Early Chicago: Frederick Douglass

Frederick Douglass

(Source: Chicago History Museum)

Black leaders found a strong and supportive nation at the Columbian Exposition: Haiti. Frederick Douglass, abolitionist, editor, author, and statesman was appointed as Haiti's co-commissioner to the World's Fair and used the Haitian Pavilion in the "White City" as a base where visiting African Americans could not only feel at home, but also make visible their protest of exclusion from the Exposition.

To appease black protesters, fair organizers designated August 25th as "Colored American Day," in celebration of African American achievement. The highlight of that day was the speech given by Frederick Douglass which attracted 2,500 fairgoers. After being heckled by an audience member about the "Negro problem," Douglass put aside his prepared remarks and refuted the challenger's remarks in an eloquent and rousing speech.

There is, in fact, no such problem. The real problem has been given a false name. It is called Negro for a purpose. It has substituted Negro for nation, because the one is despised and hated, and the other is loved and honored. The true problem is a national problem. Further, the problem is whether the American people have honesty enough, loyalty enough, honor enough, patriotism enough to live up to their own Constitution...

Douglass concluded by declaring, "Look at the progress the Negro has made in 30 years! ... Measure the Negro.
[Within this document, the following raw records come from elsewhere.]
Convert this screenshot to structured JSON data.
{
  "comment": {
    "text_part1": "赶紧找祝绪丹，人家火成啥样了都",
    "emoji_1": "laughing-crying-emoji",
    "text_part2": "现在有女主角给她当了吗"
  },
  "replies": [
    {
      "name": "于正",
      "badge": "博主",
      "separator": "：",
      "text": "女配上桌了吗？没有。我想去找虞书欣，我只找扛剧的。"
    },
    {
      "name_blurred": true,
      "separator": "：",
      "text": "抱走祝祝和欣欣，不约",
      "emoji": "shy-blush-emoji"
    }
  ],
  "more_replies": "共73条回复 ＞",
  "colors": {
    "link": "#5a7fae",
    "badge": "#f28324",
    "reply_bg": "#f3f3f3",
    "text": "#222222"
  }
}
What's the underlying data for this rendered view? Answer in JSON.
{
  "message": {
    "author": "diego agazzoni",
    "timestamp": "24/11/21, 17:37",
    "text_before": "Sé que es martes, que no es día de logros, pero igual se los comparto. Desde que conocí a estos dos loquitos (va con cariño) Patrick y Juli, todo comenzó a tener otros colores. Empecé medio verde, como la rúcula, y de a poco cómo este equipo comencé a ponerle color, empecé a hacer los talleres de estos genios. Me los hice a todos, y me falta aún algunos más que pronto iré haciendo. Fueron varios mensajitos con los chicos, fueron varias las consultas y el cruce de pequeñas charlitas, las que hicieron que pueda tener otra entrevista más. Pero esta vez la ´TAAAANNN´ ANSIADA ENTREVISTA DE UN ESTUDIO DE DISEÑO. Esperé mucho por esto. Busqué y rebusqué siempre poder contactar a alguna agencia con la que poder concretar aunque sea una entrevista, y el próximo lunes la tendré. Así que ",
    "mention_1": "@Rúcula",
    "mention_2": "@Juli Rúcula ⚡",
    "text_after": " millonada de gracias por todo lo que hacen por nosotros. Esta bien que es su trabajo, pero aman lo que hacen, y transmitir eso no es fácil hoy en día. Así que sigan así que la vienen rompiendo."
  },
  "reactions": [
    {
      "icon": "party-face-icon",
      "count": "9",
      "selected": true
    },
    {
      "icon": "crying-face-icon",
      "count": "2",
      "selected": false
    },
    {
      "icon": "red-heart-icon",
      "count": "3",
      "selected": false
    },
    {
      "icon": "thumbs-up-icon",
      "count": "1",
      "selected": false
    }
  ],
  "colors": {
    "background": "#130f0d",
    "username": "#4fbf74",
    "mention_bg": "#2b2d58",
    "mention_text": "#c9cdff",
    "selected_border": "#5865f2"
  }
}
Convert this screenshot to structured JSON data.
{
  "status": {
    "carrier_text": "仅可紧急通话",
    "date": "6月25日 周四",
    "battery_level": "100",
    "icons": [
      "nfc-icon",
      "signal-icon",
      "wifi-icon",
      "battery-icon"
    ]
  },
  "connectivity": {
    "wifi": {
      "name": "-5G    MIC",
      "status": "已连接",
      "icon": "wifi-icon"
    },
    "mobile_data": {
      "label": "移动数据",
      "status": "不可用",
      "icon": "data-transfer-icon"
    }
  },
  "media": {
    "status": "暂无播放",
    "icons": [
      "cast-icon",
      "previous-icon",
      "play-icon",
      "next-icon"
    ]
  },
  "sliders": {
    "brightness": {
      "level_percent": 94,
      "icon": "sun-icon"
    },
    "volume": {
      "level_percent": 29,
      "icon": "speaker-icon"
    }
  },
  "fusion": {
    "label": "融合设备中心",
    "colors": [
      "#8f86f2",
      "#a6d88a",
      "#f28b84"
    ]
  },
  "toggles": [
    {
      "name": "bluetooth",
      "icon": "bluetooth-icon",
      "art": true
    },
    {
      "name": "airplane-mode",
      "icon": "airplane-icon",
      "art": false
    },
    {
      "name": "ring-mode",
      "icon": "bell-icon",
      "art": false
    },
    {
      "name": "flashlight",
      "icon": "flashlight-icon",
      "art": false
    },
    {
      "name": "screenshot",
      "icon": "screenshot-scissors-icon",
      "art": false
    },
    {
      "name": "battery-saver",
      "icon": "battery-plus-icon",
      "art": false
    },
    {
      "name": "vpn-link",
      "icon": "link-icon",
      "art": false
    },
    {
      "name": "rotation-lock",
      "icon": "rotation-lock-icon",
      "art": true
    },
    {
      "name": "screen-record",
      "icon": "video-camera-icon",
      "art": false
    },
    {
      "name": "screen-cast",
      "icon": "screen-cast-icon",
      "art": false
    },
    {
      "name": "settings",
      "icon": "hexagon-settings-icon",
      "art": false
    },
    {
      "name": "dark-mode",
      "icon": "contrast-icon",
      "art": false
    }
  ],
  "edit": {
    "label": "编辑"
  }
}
But not by the standard of the splendid civilization of the Caucasian. Bend down and measure him — measure him from the depths out of which he has risen."